March 17, 2003
Why does a plane need a bent wing?
The evolution of propeller-driven airplanes was accompanied by a permanent growth of their engine power. It proceeded in two directions – by increasing the engine speed and by increasing the propeller diameter. The first way was more suitable for high-speed bomber-fighters, whereas for a comparatively low-speed airplane, such as an attack plane, this way proved to be unpromising. For the powerful engine of a low-speed airplane to work with the maximal efficiency, it is necessary to use as large-diameter propeller.
The following contradiction occurs.

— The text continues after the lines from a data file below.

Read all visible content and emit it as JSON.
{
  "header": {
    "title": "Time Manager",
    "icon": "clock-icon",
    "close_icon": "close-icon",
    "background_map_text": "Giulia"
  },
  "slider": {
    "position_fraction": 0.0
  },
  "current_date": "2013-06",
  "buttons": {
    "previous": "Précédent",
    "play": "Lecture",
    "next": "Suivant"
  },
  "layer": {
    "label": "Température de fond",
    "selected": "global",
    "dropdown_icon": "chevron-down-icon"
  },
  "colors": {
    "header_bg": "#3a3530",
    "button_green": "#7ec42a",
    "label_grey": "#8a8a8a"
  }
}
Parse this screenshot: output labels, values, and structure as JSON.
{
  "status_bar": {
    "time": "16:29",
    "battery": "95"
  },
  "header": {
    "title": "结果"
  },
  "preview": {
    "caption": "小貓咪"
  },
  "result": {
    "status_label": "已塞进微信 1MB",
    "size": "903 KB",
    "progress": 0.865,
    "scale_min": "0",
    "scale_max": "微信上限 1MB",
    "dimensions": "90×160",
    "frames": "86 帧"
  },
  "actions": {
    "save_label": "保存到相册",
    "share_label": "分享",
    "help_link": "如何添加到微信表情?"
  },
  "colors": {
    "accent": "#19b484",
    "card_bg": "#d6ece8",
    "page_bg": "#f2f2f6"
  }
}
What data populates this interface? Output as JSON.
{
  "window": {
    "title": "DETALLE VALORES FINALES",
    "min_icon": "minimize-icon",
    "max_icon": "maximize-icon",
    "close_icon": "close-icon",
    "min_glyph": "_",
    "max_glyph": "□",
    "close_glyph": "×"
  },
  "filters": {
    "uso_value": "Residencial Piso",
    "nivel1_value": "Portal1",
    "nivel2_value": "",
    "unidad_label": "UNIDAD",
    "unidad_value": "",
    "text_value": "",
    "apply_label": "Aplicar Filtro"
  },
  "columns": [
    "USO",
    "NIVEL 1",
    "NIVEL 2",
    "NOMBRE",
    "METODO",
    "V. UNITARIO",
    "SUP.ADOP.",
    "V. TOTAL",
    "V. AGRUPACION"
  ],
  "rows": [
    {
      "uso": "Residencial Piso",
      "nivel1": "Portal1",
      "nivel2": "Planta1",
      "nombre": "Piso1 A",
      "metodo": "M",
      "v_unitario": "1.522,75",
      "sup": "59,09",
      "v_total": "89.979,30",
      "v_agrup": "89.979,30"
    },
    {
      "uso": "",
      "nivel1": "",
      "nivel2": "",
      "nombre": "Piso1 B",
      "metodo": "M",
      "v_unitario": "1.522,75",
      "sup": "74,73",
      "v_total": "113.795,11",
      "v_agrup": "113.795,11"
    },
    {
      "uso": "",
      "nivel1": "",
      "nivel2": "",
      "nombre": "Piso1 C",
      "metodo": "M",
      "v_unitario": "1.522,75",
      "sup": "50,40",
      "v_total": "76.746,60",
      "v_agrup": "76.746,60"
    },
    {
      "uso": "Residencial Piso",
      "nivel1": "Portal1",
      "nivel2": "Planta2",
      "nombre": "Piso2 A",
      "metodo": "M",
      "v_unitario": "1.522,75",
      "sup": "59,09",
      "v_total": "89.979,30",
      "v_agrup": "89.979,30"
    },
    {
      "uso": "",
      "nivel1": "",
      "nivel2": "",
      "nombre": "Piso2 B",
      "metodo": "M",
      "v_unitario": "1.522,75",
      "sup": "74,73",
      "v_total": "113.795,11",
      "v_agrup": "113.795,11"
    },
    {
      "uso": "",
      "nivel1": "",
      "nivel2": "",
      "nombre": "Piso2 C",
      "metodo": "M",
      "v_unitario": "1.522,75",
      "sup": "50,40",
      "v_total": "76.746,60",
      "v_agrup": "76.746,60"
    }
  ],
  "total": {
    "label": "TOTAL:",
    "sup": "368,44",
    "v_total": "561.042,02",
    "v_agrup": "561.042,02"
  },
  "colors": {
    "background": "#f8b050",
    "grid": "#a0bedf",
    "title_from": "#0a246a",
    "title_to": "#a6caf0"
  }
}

The struts of the wing's landing gear must be long enough to prevent the propeller from touching the land. At the same time, the long struts are heavy. With the great length of the struts, their strength can be preserved by abruptly increasing their thickness.
Designers opted to use a spatial approach in solving this contradiction.
The wings of such airplanes as the American carrier plane F4U Corsair or German dive-bomber Ju-87 were bent at the point of attachment to the landing gear. In that point, the wing maximally approached the land. This allowed the landing gear struts to be made very short, which ensured a low weight of the strut at its high reliability.